PROBLEM STATEMENT →
Copy each line below that has "month".

---- DATA TO PROCESS

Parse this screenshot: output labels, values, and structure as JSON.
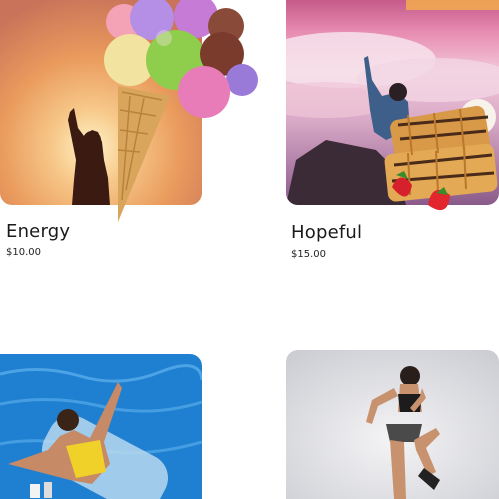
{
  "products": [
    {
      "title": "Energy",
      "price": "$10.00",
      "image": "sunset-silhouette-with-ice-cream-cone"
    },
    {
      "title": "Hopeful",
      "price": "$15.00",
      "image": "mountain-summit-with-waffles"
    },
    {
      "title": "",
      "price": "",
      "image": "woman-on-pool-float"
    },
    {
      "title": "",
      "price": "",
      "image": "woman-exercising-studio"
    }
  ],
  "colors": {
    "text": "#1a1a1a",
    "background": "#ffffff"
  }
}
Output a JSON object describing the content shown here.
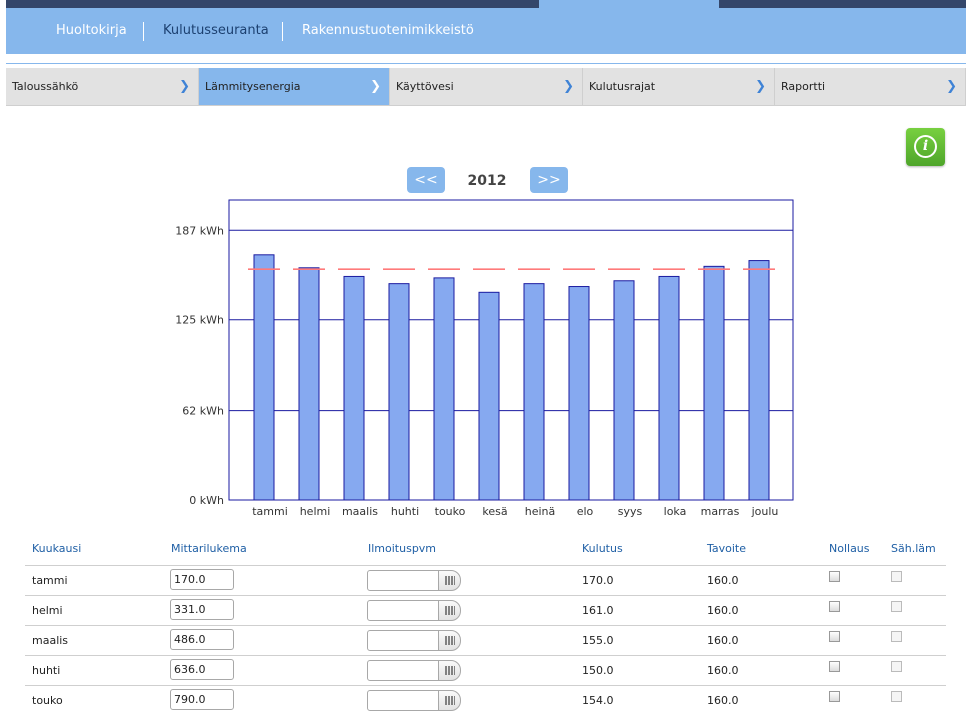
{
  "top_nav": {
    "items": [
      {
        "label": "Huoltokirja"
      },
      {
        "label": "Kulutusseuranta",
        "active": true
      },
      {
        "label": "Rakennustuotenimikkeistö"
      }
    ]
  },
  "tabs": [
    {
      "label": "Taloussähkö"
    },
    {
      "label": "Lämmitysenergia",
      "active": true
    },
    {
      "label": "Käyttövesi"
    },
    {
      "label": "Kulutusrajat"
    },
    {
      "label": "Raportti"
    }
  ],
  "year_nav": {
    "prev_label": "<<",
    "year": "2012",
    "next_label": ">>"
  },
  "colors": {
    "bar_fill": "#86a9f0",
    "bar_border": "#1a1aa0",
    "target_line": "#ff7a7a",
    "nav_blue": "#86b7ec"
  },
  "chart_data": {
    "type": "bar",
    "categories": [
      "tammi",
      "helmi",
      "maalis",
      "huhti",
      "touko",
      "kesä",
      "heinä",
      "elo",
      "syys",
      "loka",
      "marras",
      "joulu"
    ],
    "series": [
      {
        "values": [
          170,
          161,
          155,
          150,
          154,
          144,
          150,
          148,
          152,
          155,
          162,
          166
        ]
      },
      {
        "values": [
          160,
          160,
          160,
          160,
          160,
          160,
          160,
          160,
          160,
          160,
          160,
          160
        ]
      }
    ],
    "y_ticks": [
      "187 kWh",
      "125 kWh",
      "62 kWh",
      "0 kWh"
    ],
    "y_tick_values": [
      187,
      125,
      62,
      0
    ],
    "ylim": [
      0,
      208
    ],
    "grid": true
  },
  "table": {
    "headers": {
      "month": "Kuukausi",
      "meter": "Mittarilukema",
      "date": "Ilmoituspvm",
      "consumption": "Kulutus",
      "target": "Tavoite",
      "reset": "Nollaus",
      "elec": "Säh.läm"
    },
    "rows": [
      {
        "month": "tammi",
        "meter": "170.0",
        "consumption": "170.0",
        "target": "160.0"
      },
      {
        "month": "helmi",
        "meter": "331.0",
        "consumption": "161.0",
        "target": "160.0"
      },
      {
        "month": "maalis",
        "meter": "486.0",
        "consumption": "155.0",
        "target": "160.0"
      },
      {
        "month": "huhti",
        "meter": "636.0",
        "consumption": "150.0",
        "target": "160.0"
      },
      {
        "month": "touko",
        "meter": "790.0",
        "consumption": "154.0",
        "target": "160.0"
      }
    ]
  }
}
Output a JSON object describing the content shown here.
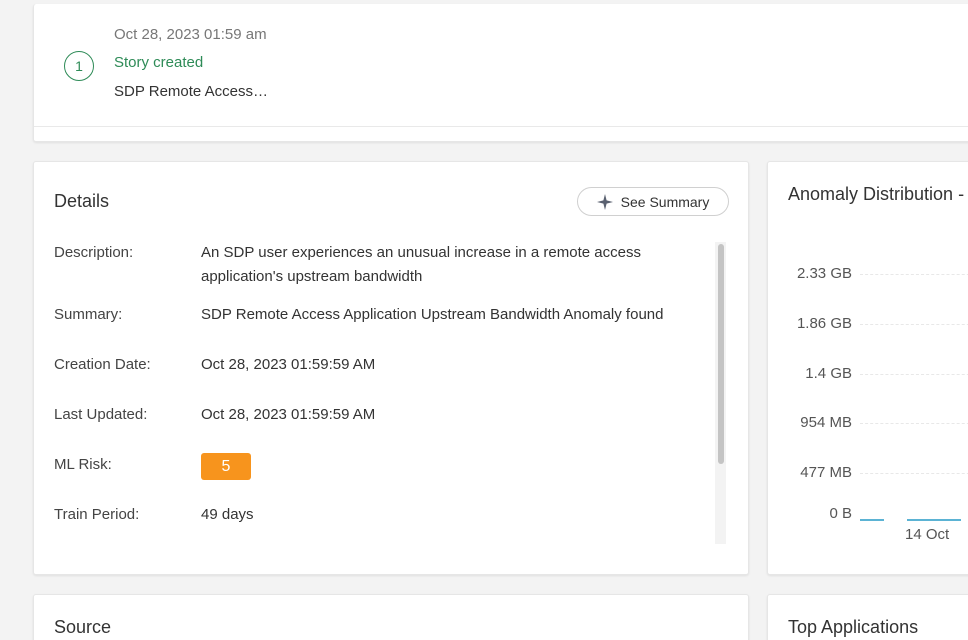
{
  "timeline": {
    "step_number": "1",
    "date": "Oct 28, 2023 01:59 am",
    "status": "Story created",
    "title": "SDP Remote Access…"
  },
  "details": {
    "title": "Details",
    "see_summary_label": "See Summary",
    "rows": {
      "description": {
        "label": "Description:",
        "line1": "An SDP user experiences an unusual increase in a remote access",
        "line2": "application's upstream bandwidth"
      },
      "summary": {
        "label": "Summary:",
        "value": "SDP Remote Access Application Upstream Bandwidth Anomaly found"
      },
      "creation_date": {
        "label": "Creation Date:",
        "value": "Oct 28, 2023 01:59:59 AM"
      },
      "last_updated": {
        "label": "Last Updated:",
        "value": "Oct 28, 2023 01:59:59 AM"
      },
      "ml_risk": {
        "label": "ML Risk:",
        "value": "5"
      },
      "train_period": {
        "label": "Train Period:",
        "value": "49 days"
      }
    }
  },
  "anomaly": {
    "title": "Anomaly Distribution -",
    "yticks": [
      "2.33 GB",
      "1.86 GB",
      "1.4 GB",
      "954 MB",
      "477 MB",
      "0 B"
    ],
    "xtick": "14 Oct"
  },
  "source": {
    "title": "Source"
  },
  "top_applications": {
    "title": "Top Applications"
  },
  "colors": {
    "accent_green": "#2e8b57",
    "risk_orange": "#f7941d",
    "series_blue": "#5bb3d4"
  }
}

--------

RESPONSE BOX →
      "month": "Kuukausi",
        "month": "tammi",
        "month": "helmi",
        "month": "maalis",
        "month": "huhti",
        "month": "touko",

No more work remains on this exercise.